Where a line contains the word "ipsum", copy that line from the records below.

____________

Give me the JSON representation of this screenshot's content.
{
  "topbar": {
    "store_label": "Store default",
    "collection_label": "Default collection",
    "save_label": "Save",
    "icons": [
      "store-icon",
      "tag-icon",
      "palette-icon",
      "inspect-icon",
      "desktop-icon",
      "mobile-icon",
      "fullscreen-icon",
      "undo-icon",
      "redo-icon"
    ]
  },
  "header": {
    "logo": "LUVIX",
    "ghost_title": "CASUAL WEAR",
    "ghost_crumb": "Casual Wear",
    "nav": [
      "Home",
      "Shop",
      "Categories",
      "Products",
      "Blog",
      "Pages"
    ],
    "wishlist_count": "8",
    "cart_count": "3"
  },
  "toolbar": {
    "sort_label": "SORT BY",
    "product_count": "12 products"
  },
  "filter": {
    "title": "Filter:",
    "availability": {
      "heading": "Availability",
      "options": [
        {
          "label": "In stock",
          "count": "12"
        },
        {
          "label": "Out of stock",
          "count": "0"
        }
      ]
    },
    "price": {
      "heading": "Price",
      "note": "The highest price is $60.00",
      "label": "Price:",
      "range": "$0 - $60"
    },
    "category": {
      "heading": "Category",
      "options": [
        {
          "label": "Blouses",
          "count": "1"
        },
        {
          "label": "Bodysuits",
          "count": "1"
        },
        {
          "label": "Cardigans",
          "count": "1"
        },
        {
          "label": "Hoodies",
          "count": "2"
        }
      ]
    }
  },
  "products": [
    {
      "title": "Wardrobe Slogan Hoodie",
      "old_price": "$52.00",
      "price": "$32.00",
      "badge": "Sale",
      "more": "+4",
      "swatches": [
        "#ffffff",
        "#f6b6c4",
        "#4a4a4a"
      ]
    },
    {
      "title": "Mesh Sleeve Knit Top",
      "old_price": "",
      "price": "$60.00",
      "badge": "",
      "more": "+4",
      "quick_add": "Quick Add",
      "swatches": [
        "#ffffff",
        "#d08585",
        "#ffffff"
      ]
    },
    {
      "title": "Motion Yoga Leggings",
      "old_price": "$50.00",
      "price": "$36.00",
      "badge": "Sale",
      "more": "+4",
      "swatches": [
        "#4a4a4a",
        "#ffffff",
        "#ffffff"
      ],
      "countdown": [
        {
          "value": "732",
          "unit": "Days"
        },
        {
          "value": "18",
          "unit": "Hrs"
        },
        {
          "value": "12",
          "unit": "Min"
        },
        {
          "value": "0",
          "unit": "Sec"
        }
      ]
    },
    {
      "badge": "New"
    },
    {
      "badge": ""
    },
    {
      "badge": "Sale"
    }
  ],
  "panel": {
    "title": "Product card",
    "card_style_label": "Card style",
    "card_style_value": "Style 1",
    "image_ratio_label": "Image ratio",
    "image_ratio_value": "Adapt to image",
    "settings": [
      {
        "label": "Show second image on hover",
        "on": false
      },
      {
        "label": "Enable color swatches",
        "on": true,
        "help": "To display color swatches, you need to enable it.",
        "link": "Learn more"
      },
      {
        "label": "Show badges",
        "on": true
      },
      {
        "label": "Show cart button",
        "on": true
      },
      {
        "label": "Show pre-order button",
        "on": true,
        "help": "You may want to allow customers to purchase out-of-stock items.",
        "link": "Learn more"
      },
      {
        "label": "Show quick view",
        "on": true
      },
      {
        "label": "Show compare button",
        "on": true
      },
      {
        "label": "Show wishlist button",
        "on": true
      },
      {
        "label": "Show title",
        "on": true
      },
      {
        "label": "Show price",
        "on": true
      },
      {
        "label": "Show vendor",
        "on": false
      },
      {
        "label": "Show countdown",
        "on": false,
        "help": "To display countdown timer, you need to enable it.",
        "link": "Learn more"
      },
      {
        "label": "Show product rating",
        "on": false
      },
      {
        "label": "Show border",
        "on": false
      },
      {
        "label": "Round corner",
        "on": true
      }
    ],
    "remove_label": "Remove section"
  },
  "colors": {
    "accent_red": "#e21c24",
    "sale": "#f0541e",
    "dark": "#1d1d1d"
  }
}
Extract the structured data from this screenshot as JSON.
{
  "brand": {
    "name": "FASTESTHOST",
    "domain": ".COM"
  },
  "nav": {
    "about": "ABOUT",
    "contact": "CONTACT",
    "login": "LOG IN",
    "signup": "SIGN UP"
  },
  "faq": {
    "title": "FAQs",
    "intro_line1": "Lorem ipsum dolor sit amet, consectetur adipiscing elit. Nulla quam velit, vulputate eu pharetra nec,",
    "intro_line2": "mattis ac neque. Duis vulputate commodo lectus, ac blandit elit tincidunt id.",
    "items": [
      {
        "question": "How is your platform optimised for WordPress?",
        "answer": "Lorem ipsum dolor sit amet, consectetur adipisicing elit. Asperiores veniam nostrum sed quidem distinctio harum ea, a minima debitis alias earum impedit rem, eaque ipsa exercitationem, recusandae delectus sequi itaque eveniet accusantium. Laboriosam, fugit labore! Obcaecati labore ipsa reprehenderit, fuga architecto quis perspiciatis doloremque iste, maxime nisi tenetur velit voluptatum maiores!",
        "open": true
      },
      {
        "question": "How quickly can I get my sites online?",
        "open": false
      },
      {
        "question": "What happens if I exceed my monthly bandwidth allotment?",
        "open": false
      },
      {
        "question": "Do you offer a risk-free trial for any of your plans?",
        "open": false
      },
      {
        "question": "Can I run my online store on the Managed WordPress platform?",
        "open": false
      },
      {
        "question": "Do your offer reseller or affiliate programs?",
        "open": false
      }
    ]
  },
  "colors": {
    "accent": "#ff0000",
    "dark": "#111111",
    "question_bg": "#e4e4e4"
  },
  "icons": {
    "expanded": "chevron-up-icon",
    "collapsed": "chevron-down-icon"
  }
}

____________

REPLY TO THE EXERCISE:
    "intro_line1": "Lorem ipsum dolor sit amet, consectetur adipiscing elit. Nulla quam velit, vulputate eu pharetra nec,",
        "answer": "Lorem ipsum dolor sit amet, consectetur adipisicing elit. Asperiores veniam nostrum sed quidem distinctio harum ea, a minima debitis alias earum impedit rem, eaque ipsa exercitationem, recusandae delectus sequi itaque eveniet accusantium. Laboriosam, fugit labore! Obcaecati labore ipsa reprehenderit, fuga architecto quis perspiciatis doloremque iste, maxime nisi tenetur velit voluptatum maiores!",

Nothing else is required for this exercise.